“Pat came in to consult and asked us did we think it was a square ball. And we both said no, he was fine. Pat gave the goal and went out back out the field for the kick-out and sure then it came up on the big screen. Clear as day. We knew then we had made a mistake. We took it bad, now. It hung over us for long time afterwards.”

The advent of Hawkeye has been the biggest change to their lives. In quiet moments, every umpire dreams of a GAA where all grounds are wired up for Hawkeye, where there’s no abuse from the crowd, no doubt in anyone’s mind about whether a ball went inside or outside a post. Or at least most of them do.

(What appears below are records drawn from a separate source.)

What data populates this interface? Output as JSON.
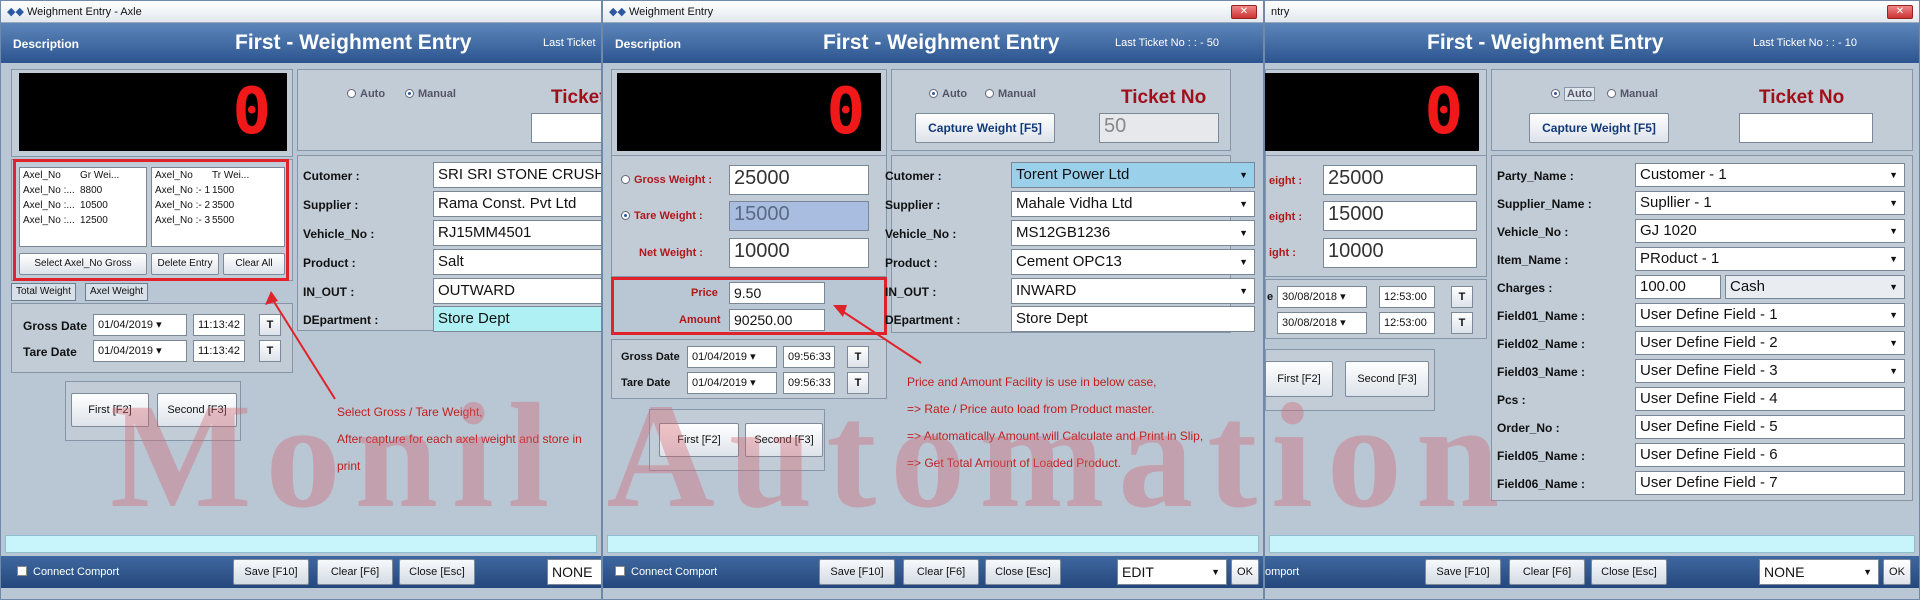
{
  "panel1": {
    "title": "Weighment Entry - Axle",
    "description": "Description",
    "header_title": "First - Weighment Entry",
    "last_ticket": "Last Ticket",
    "display": "0",
    "radio_auto": "Auto",
    "radio_manual": "Manual",
    "ticket_label": "Ticket",
    "axle_table_left": {
      "headers": [
        "Axel_No",
        "Gr Wei..."
      ],
      "rows": [
        [
          "Axel_No :...",
          "8800"
        ],
        [
          "Axel_No :...",
          "10500"
        ],
        [
          "Axel_No :...",
          "12500"
        ]
      ]
    },
    "axle_table_right": {
      "headers": [
        "Axel_No",
        "Tr Wei..."
      ],
      "rows": [
        [
          "Axel_No :- 1",
          "1500"
        ],
        [
          "Axel_No :- 2",
          "3500"
        ],
        [
          "Axel_No :- 3",
          "5500"
        ]
      ]
    },
    "btn_select": "Select Axel_No Gross",
    "btn_delete": "Delete Entry",
    "btn_clear_all": "Clear All",
    "tab_total": "Total Weight",
    "tab_axel": "Axel Weight",
    "gross_date_label": "Gross Date",
    "gross_date": "01/04/2019",
    "gross_time": "11:13:42",
    "tare_date_label": "Tare Date",
    "tare_date": "01/04/2019",
    "tare_time": "11:13:42",
    "t_btn": "T",
    "first_btn": "First [F2]",
    "second_btn": "Second [F3]",
    "fields": [
      {
        "label": "Cutomer :",
        "value": "SRI SRI STONE CRUSHER"
      },
      {
        "label": "Supplier :",
        "value": "Rama Const. Pvt Ltd"
      },
      {
        "label": "Vehicle_No :",
        "value": "RJ15MM4501"
      },
      {
        "label": "Product :",
        "value": "Salt"
      },
      {
        "label": "IN_OUT :",
        "value": "OUTWARD"
      },
      {
        "label": "DEpartment :",
        "value": "Store Dept"
      }
    ],
    "note_lines": [
      "Select Gross / Tare Weight,",
      "After capture for each axel weight and store in",
      "print"
    ],
    "connect": "Connect Comport",
    "save": "Save [F10]",
    "clear": "Clear [F6]",
    "close": "Close [Esc]",
    "mode": "NONE"
  },
  "panel2": {
    "title": "Weighment Entry",
    "description": "Description",
    "header_title": "First - Weighment Entry",
    "last_ticket": "Last Ticket No : : - 50",
    "display": "0",
    "radio_auto": "Auto",
    "radio_manual": "Manual",
    "ticket_label": "Ticket No",
    "capture_btn": "Capture Weight [F5]",
    "ticket_value": "50",
    "gross_label": "Gross Weight :",
    "gross_value": "25000",
    "tare_label": "Tare Weight :",
    "tare_value": "15000",
    "net_label": "Net Weight :",
    "net_value": "10000",
    "price_label": "Price",
    "price_value": "9.50",
    "amount_label": "Amount",
    "amount_value": "90250.00",
    "gross_date_label": "Gross Date",
    "gross_date": "01/04/2019",
    "gross_time": "09:56:33",
    "tare_date_label": "Tare Date",
    "tare_date": "01/04/2019",
    "tare_time": "09:56:33",
    "t_btn": "T",
    "first_btn": "First [F2]",
    "second_btn": "Second [F3]",
    "fields": [
      {
        "label": "Cutomer :",
        "value": "Torent Power Ltd"
      },
      {
        "label": "Supplier :",
        "value": "Mahale Vidha Ltd"
      },
      {
        "label": "Vehicle_No :",
        "value": "MS12GB1236"
      },
      {
        "label": "Product :",
        "value": "Cement OPC13"
      },
      {
        "label": "IN_OUT :",
        "value": "INWARD"
      },
      {
        "label": "DEpartment :",
        "value": "Store Dept"
      }
    ],
    "note_lines": [
      "Price and Amount Facility is use in below case,",
      "=> Rate / Price auto load from Product master.",
      "=> Automatically Amount will Calculate and Print in Slip,",
      "=> Get Total Amount of Loaded Product."
    ],
    "connect": "Connect Comport",
    "save": "Save [F10]",
    "clear": "Clear [F6]",
    "close": "Close [Esc]",
    "mode": "EDIT",
    "ok": "OK"
  },
  "panel3": {
    "title": "ntry",
    "header_title": "First - Weighment Entry",
    "last_ticket": "Last Ticket No : : - 10",
    "display": "0",
    "radio_auto": "Auto",
    "radio_manual": "Manual",
    "ticket_label": "Ticket No",
    "capture_btn": "Capture Weight [F5]",
    "gross_label": "eight :",
    "gross_value": "25000",
    "tare_label": "eight :",
    "tare_value": "15000",
    "net_label": "ight :",
    "net_value": "10000",
    "gross_date_prefix": "e",
    "gross_date": "30/08/2018",
    "gross_time": "12:53:00",
    "tare_date": "30/08/2018",
    "tare_time": "12:53:00",
    "t_btn": "T",
    "first_btn": "First [F2]",
    "second_btn": "Second [F3]",
    "fields": [
      {
        "label": "Party_Name :",
        "value": "Customer - 1",
        "dd": true
      },
      {
        "label": "Supplier_Name :",
        "value": "Supllier - 1",
        "dd": true
      },
      {
        "label": "Vehicle_No :",
        "value": "GJ 1020",
        "dd": true
      },
      {
        "label": "Item_Name :",
        "value": "PRoduct - 1",
        "dd": true
      },
      {
        "label": "Charges :",
        "value": "100.00",
        "dd": false
      },
      {
        "label": "Field01_Name :",
        "value": "User Define Field - 1",
        "dd": true
      },
      {
        "label": "Field02_Name :",
        "value": "User Define Field - 2",
        "dd": true
      },
      {
        "label": "Field03_Name :",
        "value": "User Define Field - 3",
        "dd": true
      },
      {
        "label": "Pcs :",
        "value": "User Define Field - 4",
        "dd": false
      },
      {
        "label": "Order_No :",
        "value": "User Define Field - 5",
        "dd": false
      },
      {
        "label": "Field05_Name :",
        "value": "User Define Field - 6",
        "dd": false
      },
      {
        "label": "Field06_Name :",
        "value": "User Define Field - 7",
        "dd": false
      }
    ],
    "charges_mode": "Cash",
    "connect": "omport",
    "save": "Save [F10]",
    "clear": "Clear [F6]",
    "close": "Close [Esc]",
    "mode": "NONE",
    "ok": "OK"
  },
  "watermark": "Monil Automation"
}
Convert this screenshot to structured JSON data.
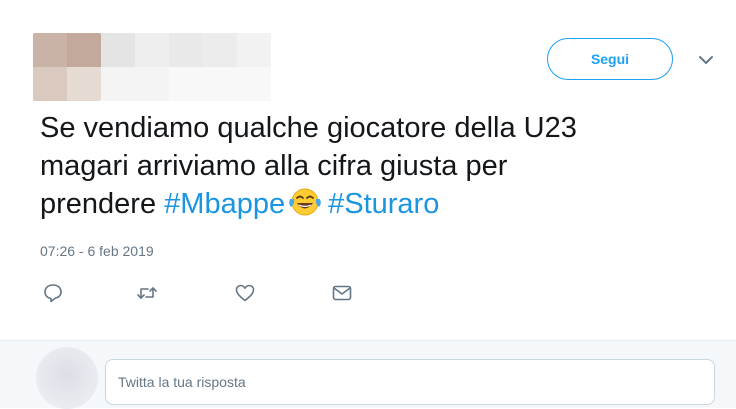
{
  "tweet": {
    "follow_label": "Segui",
    "text_line1": "Se vendiamo qualche giocatore della U23",
    "text_line2": "magari arriviamo alla cifra giusta per",
    "text_line3_prefix": "prendere ",
    "hashtag1": "#Mbappe",
    "emoji": "face-with-tears-of-joy",
    "hashtag2": "#Sturaro",
    "timestamp": "07:26 - 6 feb 2019"
  },
  "actions": {
    "icons": [
      "reply-icon",
      "retweet-icon",
      "like-icon",
      "message-icon"
    ]
  },
  "reply": {
    "placeholder": "Twitta la tua risposta"
  },
  "colors": {
    "accent": "#1da1f2",
    "hashtag": "#1b95e0",
    "muted": "#657786",
    "text": "#14171a"
  }
}
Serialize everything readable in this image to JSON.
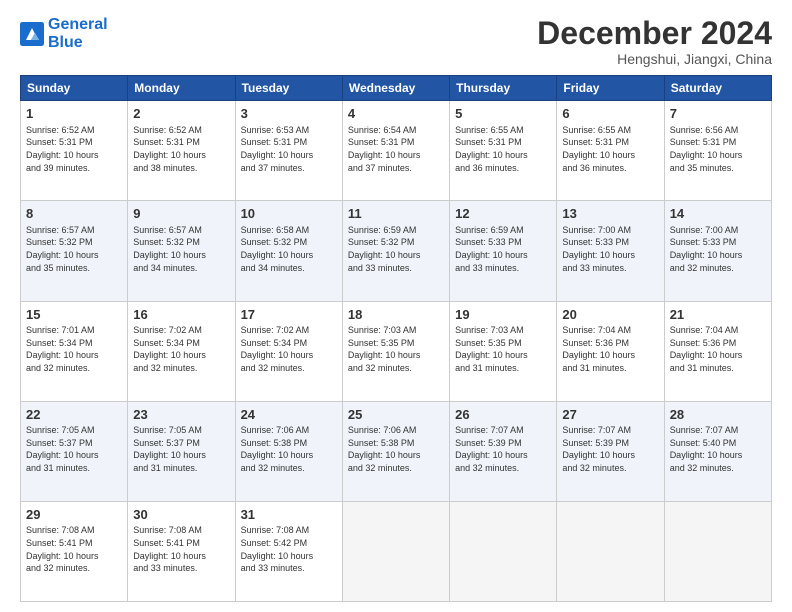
{
  "logo": {
    "line1": "General",
    "line2": "Blue"
  },
  "title": "December 2024",
  "subtitle": "Hengshui, Jiangxi, China",
  "days_of_week": [
    "Sunday",
    "Monday",
    "Tuesday",
    "Wednesday",
    "Thursday",
    "Friday",
    "Saturday"
  ],
  "weeks": [
    [
      {
        "day": "1",
        "info": "Sunrise: 6:52 AM\nSunset: 5:31 PM\nDaylight: 10 hours\nand 39 minutes."
      },
      {
        "day": "2",
        "info": "Sunrise: 6:52 AM\nSunset: 5:31 PM\nDaylight: 10 hours\nand 38 minutes."
      },
      {
        "day": "3",
        "info": "Sunrise: 6:53 AM\nSunset: 5:31 PM\nDaylight: 10 hours\nand 37 minutes."
      },
      {
        "day": "4",
        "info": "Sunrise: 6:54 AM\nSunset: 5:31 PM\nDaylight: 10 hours\nand 37 minutes."
      },
      {
        "day": "5",
        "info": "Sunrise: 6:55 AM\nSunset: 5:31 PM\nDaylight: 10 hours\nand 36 minutes."
      },
      {
        "day": "6",
        "info": "Sunrise: 6:55 AM\nSunset: 5:31 PM\nDaylight: 10 hours\nand 36 minutes."
      },
      {
        "day": "7",
        "info": "Sunrise: 6:56 AM\nSunset: 5:31 PM\nDaylight: 10 hours\nand 35 minutes."
      }
    ],
    [
      {
        "day": "8",
        "info": "Sunrise: 6:57 AM\nSunset: 5:32 PM\nDaylight: 10 hours\nand 35 minutes."
      },
      {
        "day": "9",
        "info": "Sunrise: 6:57 AM\nSunset: 5:32 PM\nDaylight: 10 hours\nand 34 minutes."
      },
      {
        "day": "10",
        "info": "Sunrise: 6:58 AM\nSunset: 5:32 PM\nDaylight: 10 hours\nand 34 minutes."
      },
      {
        "day": "11",
        "info": "Sunrise: 6:59 AM\nSunset: 5:32 PM\nDaylight: 10 hours\nand 33 minutes."
      },
      {
        "day": "12",
        "info": "Sunrise: 6:59 AM\nSunset: 5:33 PM\nDaylight: 10 hours\nand 33 minutes."
      },
      {
        "day": "13",
        "info": "Sunrise: 7:00 AM\nSunset: 5:33 PM\nDaylight: 10 hours\nand 33 minutes."
      },
      {
        "day": "14",
        "info": "Sunrise: 7:00 AM\nSunset: 5:33 PM\nDaylight: 10 hours\nand 32 minutes."
      }
    ],
    [
      {
        "day": "15",
        "info": "Sunrise: 7:01 AM\nSunset: 5:34 PM\nDaylight: 10 hours\nand 32 minutes."
      },
      {
        "day": "16",
        "info": "Sunrise: 7:02 AM\nSunset: 5:34 PM\nDaylight: 10 hours\nand 32 minutes."
      },
      {
        "day": "17",
        "info": "Sunrise: 7:02 AM\nSunset: 5:34 PM\nDaylight: 10 hours\nand 32 minutes."
      },
      {
        "day": "18",
        "info": "Sunrise: 7:03 AM\nSunset: 5:35 PM\nDaylight: 10 hours\nand 32 minutes."
      },
      {
        "day": "19",
        "info": "Sunrise: 7:03 AM\nSunset: 5:35 PM\nDaylight: 10 hours\nand 31 minutes."
      },
      {
        "day": "20",
        "info": "Sunrise: 7:04 AM\nSunset: 5:36 PM\nDaylight: 10 hours\nand 31 minutes."
      },
      {
        "day": "21",
        "info": "Sunrise: 7:04 AM\nSunset: 5:36 PM\nDaylight: 10 hours\nand 31 minutes."
      }
    ],
    [
      {
        "day": "22",
        "info": "Sunrise: 7:05 AM\nSunset: 5:37 PM\nDaylight: 10 hours\nand 31 minutes."
      },
      {
        "day": "23",
        "info": "Sunrise: 7:05 AM\nSunset: 5:37 PM\nDaylight: 10 hours\nand 31 minutes."
      },
      {
        "day": "24",
        "info": "Sunrise: 7:06 AM\nSunset: 5:38 PM\nDaylight: 10 hours\nand 32 minutes."
      },
      {
        "day": "25",
        "info": "Sunrise: 7:06 AM\nSunset: 5:38 PM\nDaylight: 10 hours\nand 32 minutes."
      },
      {
        "day": "26",
        "info": "Sunrise: 7:07 AM\nSunset: 5:39 PM\nDaylight: 10 hours\nand 32 minutes."
      },
      {
        "day": "27",
        "info": "Sunrise: 7:07 AM\nSunset: 5:39 PM\nDaylight: 10 hours\nand 32 minutes."
      },
      {
        "day": "28",
        "info": "Sunrise: 7:07 AM\nSunset: 5:40 PM\nDaylight: 10 hours\nand 32 minutes."
      }
    ],
    [
      {
        "day": "29",
        "info": "Sunrise: 7:08 AM\nSunset: 5:41 PM\nDaylight: 10 hours\nand 32 minutes."
      },
      {
        "day": "30",
        "info": "Sunrise: 7:08 AM\nSunset: 5:41 PM\nDaylight: 10 hours\nand 33 minutes."
      },
      {
        "day": "31",
        "info": "Sunrise: 7:08 AM\nSunset: 5:42 PM\nDaylight: 10 hours\nand 33 minutes."
      },
      {
        "day": "",
        "info": ""
      },
      {
        "day": "",
        "info": ""
      },
      {
        "day": "",
        "info": ""
      },
      {
        "day": "",
        "info": ""
      }
    ]
  ]
}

“If there’s any hesitation,” says Gavin, “I’ll always say, ‘Go straight to Hawkeye.’ But sure you always have lads who think they know it all and you’d come across umpires who’d be big-headed about it and decide he was making the decision himself, no matter what.

“If he makes his decision and he’s wrong, Hawkeye intervenes and then that looks bad for everybody. We have a saying in Croke Park, ‘It’s better for you to call Hawkeye than for Hawkeye to call you.’ Because when Hawkeye calls you, there’s after being a mistake. So that’s why it’s vital for even the pig-headed umpires to use it and not be embarrassed about going to it.”

Mostly though, they have to survive on their own merits, their own wit and instinct. They are invisible until they’re not and when they’re not, there’s always someone to let them know about it.

Gilsenan tells a story from a McKenna Cup match between Tyrone and Derry in Omagh one year. First week of January, lashings of rain. A few hundred hardy souls huddled in the stand and one bawling yahoo behind the goals. There’s always one.

“He was standing right in the middle of the goals and the ball came in on an angle from a shot by one of the Derry lads. The ball was about two feet inside the posts and I gave the point. Well your man just started abusing me. And he went on and on with it, wouldn’t let it go. Calling me every name under the sun, bad language, the whole lot.

“When the ball was down the other end of the pitch, I looked around at him. And he had two young children standing beside him, soaked to the bone. Can you imagine, like? I just turned back and shook my head.

"What I didn't know was the Tyrone corner-back, Dermot Carlin had heard all this. He turned around to your man and told him to shut the f**k up. He knew it was his own supporter but he didn't care. I'd say your man was wrecking his head as much as mine. It shut him up, anyway. He never opened his mouth for the rest of the game."

And Mark Gilsenan got on with his game, minding his quarter of the pitch, the rain dripping off his coat and hat and the cold invading his bones.

Loving every minute, the madman.